Dematerialisation of shares: Change in deadlines and the perspective of the Personal Data Protection Office
The mandatory dematerialisation of shares of stock, introduced by the 30 August 2019 amendment of the Commercial Companies Code, was intended to bring about a situation as of 1 January 2021 where the shares of all joint-stock companies and joint-stock limited partnerships in Poland would take the form of an electronic record, and share documents would lose their legal force from that date. But the coronavirus epidemic has made it difficult for commercial entities to make this organisational change, and the parliament has extended the deadlines for complying with certain obligations related to dematerialisation of shares. The Polish Personal Data Protection Office has also issued an opinion on dematerialisation.
The end of 2019 was a kind of a caesura in the legislative process of abandoning the physical document as a carrier of securities used to raise finance on capital markets. Bonds, investment certificates, mortgage bonds, shares and subscription warrants have either bid farewell, or will soon do so to the physical document as a carrier.
In 2019, legal regulations came into force providing for a mandatory dematerialisation of investment certificates issued by closed-end investment funds, including those which are not a part of a public offering and have not been admitted to an organised trading market.
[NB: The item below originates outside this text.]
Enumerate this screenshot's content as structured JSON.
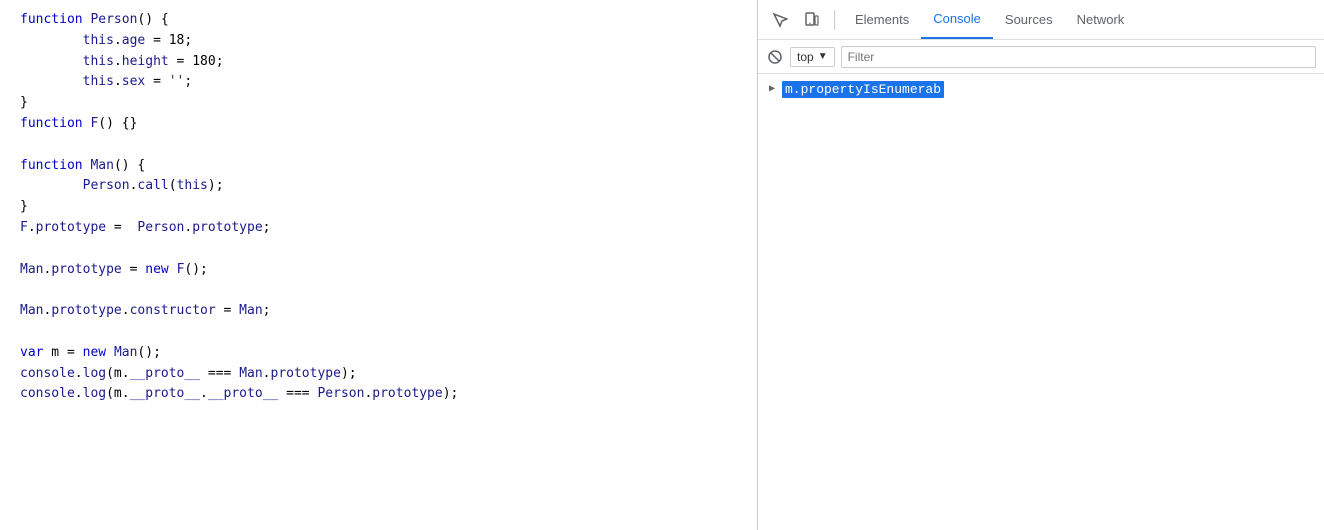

Newly issued certificates will no longer be able to be issued as a document, or function as an entry in the record of investment certificates kept by an investment fund company. They will have to be registered in the depository of securities kept by the Krajowy Depozyt Papierów Wartościowych (National Depository for Securities, KDPW). These regulations were then supplemented by rules for how an issuing agent must operate a register of investment certificates before their registration in KDPW. This fundamental change entails a number of practical and formal consequences that are significant in establishing and enforcing collateral on investment certificates.
On 5 November 2019, the President of Poland signed into law an amendment to the Act on Public Offerings and Conditions for Introduction of Financial Instruments into an Organised Trading System and on Public Companies. Most of the new regulations enter into force 14 days after publication of the amending act. It is intended to adjust Polish law to reflect the entry into force of the EU’s Prospectus Regulation (2017/1129) (which generally should have been done by July).
Under the Polish Anti Money Laundering and Countering Financing of Terrorism Act of 1 March 2018, newly established companies and partnerships are required to submit information about their beneficial owners to the Central Register of Beneficial Owners from 13 October 2019, and existing entities must do the same from 13 April 2020. The register is public and accessible free of charge.
The act of 9 November 2018 amending a number of laws, including the Banking Law, in order to reinforce oversight of the financial market entered into force at the beginning of this year. A new chapter was consequently added to the Banking Law concerning forced acquisition of banks coordinated by the Polish Financial Supervision Authority (KNF). The act has now been in force for several months, and it is a good occasion to examine in more detail the new powers vested in KNF.